Both painting and erasing are simple with Photoshop. The painting tools in Photoshop are a fundamental part of just about anything you can do with this program. Not only can you paint in color, you can also make selections, create transparency and much, much more.
Let's take a look at just a few of the more widely used tools in Photoshop such as the pencil, line, paintbrush, airbrush, eraser, paint bucket, and gradient tools, their functions, and their differences.
You can't paint without a brush. Photoshop 5, finds brushes in a floating palette, while Photoshop 6, the brushes palette are attached to the option bar as a drop-down menu.
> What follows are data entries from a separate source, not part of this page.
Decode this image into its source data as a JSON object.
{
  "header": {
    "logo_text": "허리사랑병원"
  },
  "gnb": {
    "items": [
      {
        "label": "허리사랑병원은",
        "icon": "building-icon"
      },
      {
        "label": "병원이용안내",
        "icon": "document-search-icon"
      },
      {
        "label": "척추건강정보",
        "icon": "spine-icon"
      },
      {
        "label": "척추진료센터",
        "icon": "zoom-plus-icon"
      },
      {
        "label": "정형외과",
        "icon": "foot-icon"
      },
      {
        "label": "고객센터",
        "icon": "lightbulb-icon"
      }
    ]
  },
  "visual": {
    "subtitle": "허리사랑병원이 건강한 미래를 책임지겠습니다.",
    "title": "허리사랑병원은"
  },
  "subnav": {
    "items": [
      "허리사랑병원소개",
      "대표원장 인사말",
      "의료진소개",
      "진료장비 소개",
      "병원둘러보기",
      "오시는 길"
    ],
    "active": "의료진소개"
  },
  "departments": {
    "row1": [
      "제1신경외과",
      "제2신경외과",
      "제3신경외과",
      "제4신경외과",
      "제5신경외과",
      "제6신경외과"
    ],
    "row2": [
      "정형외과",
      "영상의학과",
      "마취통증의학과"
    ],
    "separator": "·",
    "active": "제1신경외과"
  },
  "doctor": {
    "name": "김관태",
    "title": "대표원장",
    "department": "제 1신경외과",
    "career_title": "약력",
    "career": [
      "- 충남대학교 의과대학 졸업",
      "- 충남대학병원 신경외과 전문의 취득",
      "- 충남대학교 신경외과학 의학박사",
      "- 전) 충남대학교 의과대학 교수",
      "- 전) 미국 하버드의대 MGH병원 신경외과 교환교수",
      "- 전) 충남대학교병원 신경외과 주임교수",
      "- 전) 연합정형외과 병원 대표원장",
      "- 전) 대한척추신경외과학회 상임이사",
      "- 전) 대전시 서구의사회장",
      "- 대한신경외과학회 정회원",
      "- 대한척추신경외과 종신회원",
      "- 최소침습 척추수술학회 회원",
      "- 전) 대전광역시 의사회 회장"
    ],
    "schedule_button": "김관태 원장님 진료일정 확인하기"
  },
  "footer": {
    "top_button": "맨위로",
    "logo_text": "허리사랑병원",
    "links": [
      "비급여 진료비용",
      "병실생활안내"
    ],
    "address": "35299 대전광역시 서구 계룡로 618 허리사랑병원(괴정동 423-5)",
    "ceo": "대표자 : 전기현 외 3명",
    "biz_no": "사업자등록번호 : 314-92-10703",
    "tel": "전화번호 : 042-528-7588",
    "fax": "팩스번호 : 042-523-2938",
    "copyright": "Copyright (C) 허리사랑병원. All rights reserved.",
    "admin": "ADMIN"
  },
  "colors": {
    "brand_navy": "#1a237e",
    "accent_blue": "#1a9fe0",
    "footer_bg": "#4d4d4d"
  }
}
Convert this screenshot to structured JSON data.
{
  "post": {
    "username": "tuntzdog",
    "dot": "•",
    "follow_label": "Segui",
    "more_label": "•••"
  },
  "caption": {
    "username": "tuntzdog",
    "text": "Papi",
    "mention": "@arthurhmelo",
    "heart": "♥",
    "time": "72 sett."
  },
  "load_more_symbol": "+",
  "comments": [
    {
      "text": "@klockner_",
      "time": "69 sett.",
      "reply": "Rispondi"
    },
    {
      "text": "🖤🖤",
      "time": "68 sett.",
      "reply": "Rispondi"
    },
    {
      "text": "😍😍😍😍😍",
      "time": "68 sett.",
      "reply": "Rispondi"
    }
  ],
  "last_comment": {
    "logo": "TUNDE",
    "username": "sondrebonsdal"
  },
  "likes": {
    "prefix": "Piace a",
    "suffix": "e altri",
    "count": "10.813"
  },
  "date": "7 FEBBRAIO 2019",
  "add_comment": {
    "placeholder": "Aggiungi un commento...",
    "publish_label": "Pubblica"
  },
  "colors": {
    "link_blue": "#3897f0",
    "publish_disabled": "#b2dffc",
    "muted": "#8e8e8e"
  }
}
You have a few options available to you in regards to how you add color. The most common are the paintbrush and the airbrush. Paintbrush is most likely the painting tool you will be using most often. The shortcut key is B. The Paintbrush tool applies color to your document similar to the way a traditional paintbrush would apply paint on paper or canvas.
The airbrush tool works more like a traditional airbrush or spray paint. Its shortcut key is J. The airbrush puts paint on a bit lighter than the paintbrush tool, but when you hold your mouse button down without moving the cursor, the paint builds up just like it would if you were to hold the nozzle down on a can of spray paint.
Of course we make mistakes, so let's know how to fix them. The eraser tool shortcut is E. The standard eraser tool has four painting modes to choose from: paintbrush, airbrush, pencil, and block. The eraser tool paints in transparency,